Validate your Chunnel boarding pass here.Â But the pigeons aren't having a bar of it.
Here we can do some Eurotunnel shopping.Â Not that I know why we would.
Of course, Bob has the answer - we shop for piping hot coffees to drink on the way under the Channel.
Not exactly all French to me.Â I can kind of work it out.
(Source: photograph courtesy of the Dead Sea Scrolls and therein used by courtesy of the French Foreign Legion Handbook, illustrating the Roman Army's touring guidebook with English-French translations designed for the Ninth Legion's professional development programme for centurions on study leave from Britannica to attend burning and pillage workshops in Gaul.)
And here we wait, and wait and wait and ....
Ahead in those hard to read white letters it says: The Most environmentally friendly way to cross the Channel by car.Â And so we sit in our cars and wait for the red traffic lights ahead to turn green.Â And we even get out of our cars to stretch our legs in an environmentally friendly manner.
How wise of Bob to lead us into the temptation of buying hot coffee.Â No wonder she's smiling at the idiot standing peering through a camera in the bitterly cold wind.Â Get in the car, you damned fool!

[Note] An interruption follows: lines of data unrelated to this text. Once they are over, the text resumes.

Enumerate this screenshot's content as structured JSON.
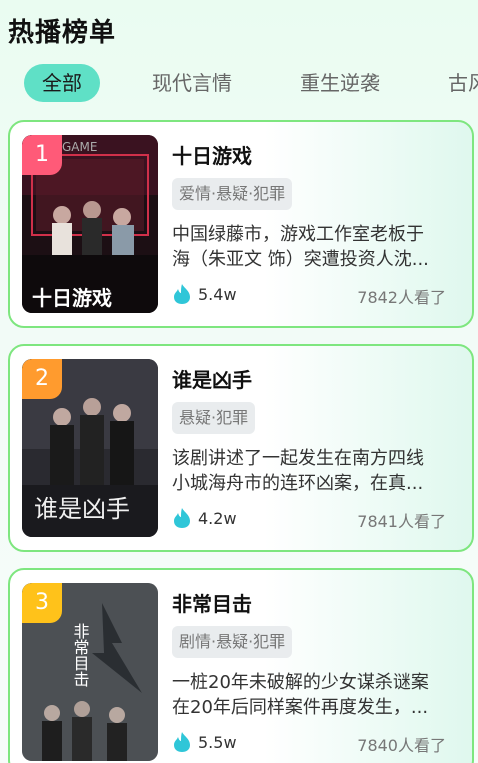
{
  "page": {
    "title": "热播榜单"
  },
  "tabs": [
    {
      "label": "全部",
      "active": true
    },
    {
      "label": "现代言情",
      "active": false
    },
    {
      "label": "重生逆袭",
      "active": false
    },
    {
      "label": "古风",
      "active": false
    }
  ],
  "cards": [
    {
      "rank": "1",
      "rank_color": "#ff5a78",
      "title": "十日游戏",
      "genre": "爱情·悬疑·犯罪",
      "desc_line1": "中国绿藤市，游戏工作室老板于",
      "desc_line2": "海（朱亚文 饰）突遭投资人沈...",
      "heat": "5.4w",
      "views": "7842人看了",
      "poster_text": "十日游戏",
      "poster_banner": "GAME"
    },
    {
      "rank": "2",
      "rank_color": "#ff9b2e",
      "title": "谁是凶手",
      "genre": "悬疑·犯罪",
      "desc_line1": "该剧讲述了一起发生在南方四线",
      "desc_line2": "小城海舟市的连环凶案，在真...",
      "heat": "4.2w",
      "views": "7841人看了",
      "poster_text": "谁是凶手"
    },
    {
      "rank": "3",
      "rank_color": "#ffc21a",
      "title": "非常目击",
      "genre": "剧情·悬疑·犯罪",
      "desc_line1": "一桩20年未破解的少女谋杀谜案",
      "desc_line2": "在20年后同样案件再度发生，...",
      "heat": "5.5w",
      "views": "7840人看了",
      "poster_text": "非常目击"
    }
  ],
  "colors": {
    "accent": "#5fe0c6",
    "card_border": "#7ee67f",
    "heat_icon": "#2fc6d8"
  }
}
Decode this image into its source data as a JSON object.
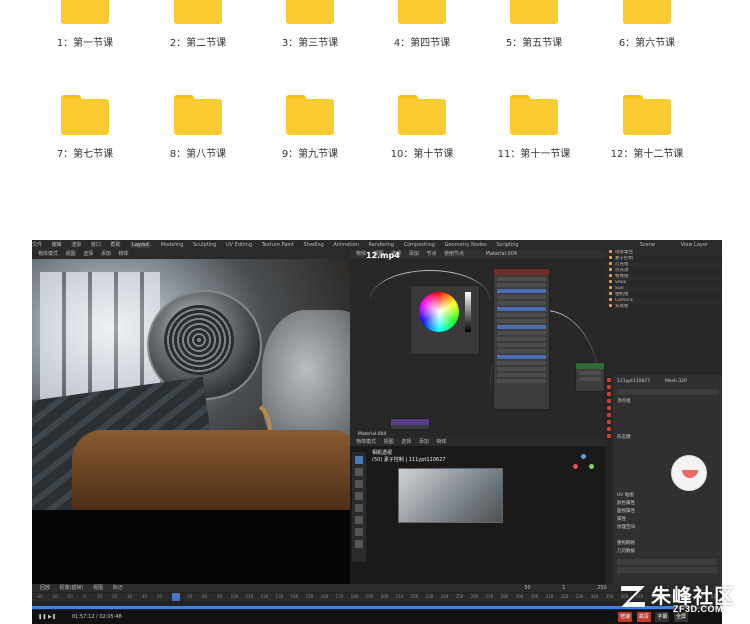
{
  "folders": [
    {
      "label": "1：第一节课"
    },
    {
      "label": "2：第二节课"
    },
    {
      "label": "3：第三节课"
    },
    {
      "label": "4：第四节课"
    },
    {
      "label": "5：第五节课"
    },
    {
      "label": "6：第六节课"
    },
    {
      "label": "7：第七节课"
    },
    {
      "label": "8：第八节课"
    },
    {
      "label": "9：第九节课"
    },
    {
      "label": "10：第十节课"
    },
    {
      "label": "11：第十一节课"
    },
    {
      "label": "12：第十二节课"
    }
  ],
  "folder_color": "#f9cb30",
  "video": {
    "file_title": "12.mp4",
    "topbar": {
      "menus": [
        "文件",
        "编辑",
        "渲染",
        "窗口",
        "帮助"
      ],
      "workspaces": [
        "Layout",
        "Modeling",
        "Sculpting",
        "UV Editing",
        "Texture Paint",
        "Shading",
        "Animation",
        "Rendering",
        "Compositing",
        "Geometry Nodes",
        "Scripting"
      ],
      "active_workspace": "Layout",
      "scene": "Scene",
      "view_layer": "View Layer"
    },
    "viewport_header": [
      "物体模式",
      "视图",
      "选择",
      "添加",
      "物体"
    ],
    "node_header": [
      "物体",
      "视图",
      "选择",
      "添加",
      "节点",
      "使用节点"
    ],
    "node_material": "Material.004",
    "node_label": "Material.004",
    "preview_header": [
      "物体模式",
      "视图",
      "选择",
      "添加",
      "物体"
    ],
    "preview_info": [
      "相机透视",
      "(50) 素子控制 | 111ypt110627"
    ],
    "outliner": {
      "title": "场景集合",
      "rows": [
        "场景集合",
        "素子控制",
        "灯光组",
        "点光源",
        "物体组",
        "Stool",
        "Sun",
        "相机组",
        "Camera",
        "背景板"
      ]
    },
    "properties": {
      "object_name": "111ypt110627",
      "mesh_name": "Mesh.320",
      "sections": [
        "顶点组",
        "形态键",
        "UV 贴图",
        "颜色属性",
        "面拐属性",
        "属性",
        "纹理空间",
        "重构网格",
        "几何数据"
      ]
    },
    "timeline": {
      "menus": [
        "回放",
        "抠像(插帧)",
        "视图",
        "标记"
      ],
      "ticks": [
        "-30",
        "-20",
        "-10",
        "0",
        "10",
        "20",
        "30",
        "40",
        "50",
        "60",
        "70",
        "80",
        "90",
        "100",
        "110",
        "120",
        "130",
        "140",
        "150",
        "160",
        "170",
        "180",
        "190",
        "200",
        "210",
        "220",
        "230",
        "240",
        "250",
        "260",
        "270",
        "280",
        "290",
        "300",
        "310",
        "320",
        "330",
        "340",
        "350",
        "360",
        "370",
        "380",
        "390",
        "400",
        "410",
        "420",
        "430",
        "440",
        "450",
        "460"
      ],
      "current_frame": "50",
      "start": "1",
      "end": "250"
    },
    "player": {
      "time": "01:57:12 / 02:05:48",
      "progress": 0.93,
      "buttons": [
        "倍速",
        "高清",
        "字幕",
        "全屏"
      ]
    }
  },
  "watermark": {
    "text": "朱峰社区",
    "sub": "ZF3D.COM"
  }
}
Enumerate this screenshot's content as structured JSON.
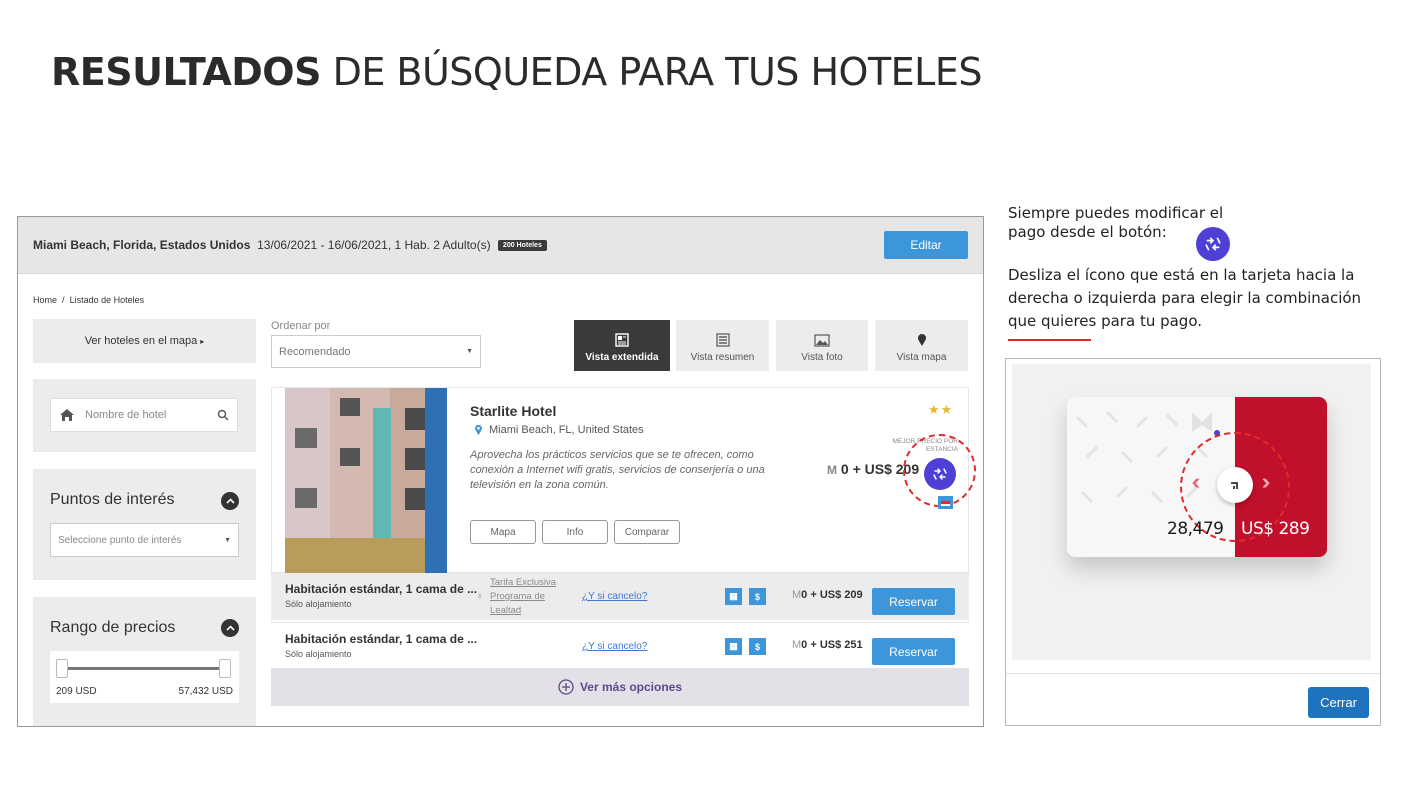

The resigned queue waiting behind.
There's no doubt about it!Â It's black and white that we have movement.
The hills are alive with prancing graffiti horses.
And yet again we sit and wait.
Ah, the hungry mouth of the beast.
Into the belly of the beast we go.
Abandon all hope ye who enter here.
Come a little bit closer.
Daddy's little man has a yawn and look around.
Bob goes exploring as the train heads into the Chunnel.
Oh, dear!Â Sacre bleu!
(Source: definition of this archaic Gaulish expression is given in the The Dead Sea Scrolls Unorthodox Hebrew edition, translated into Latin and transliterated into English, with sacre bleu defined as meaning sacred blue.)
While the little man clutches daddy, Hans snores as he meditates in black and white.
It's black and white that Bob is so very excited to be on the way to France.
Cross?Â Cross?Â This sounds ominously like some sort of crucifixion.Â
French fog with fashionable panache leaping at the eye.Â .
But dreary when closer.Â Even the guys look downcast.
Ah, but it is a pink champagne moment to be driving onto French soil.
We have 150 metres to decide which way to go.
My second will call on your second - ciggies at dawn!
And still more signs ... but only one arrow.
Ah, one of the huge drill bits used to carve out the Chunnel.Â But we will follow the blue arrows to happiness.
Could use it to till Bob's garden.Â I wonder how much they want for it?
The open road ahead.Â But that's a 50 kilometres an hour speed limit, not miles per hour!Â Never mind, the fog is lifting.
Which way to go?Â Decisions, decisions.Â Where the hell is that English-French dictionary?
Ah, the fog is almost gone, the sun is shining and touring life is good.
So this is what they do to complaining tourists.
(Source: image by courtesy of the French Foreign Legion Handbook, which borrowed the illustration from the Roman Army's touring guidebook - having Latin-French translations designed for the Ninth Legion's skills enhancement workshops for tribunes on sabbatical study leave from both Britannica and Gaul.)
And this is what French seagulls do.Â They have circle time in a paddock.
Surreal English & French
003 Dover & St Ives
004 Windsor Castle
007 Trafalgar Square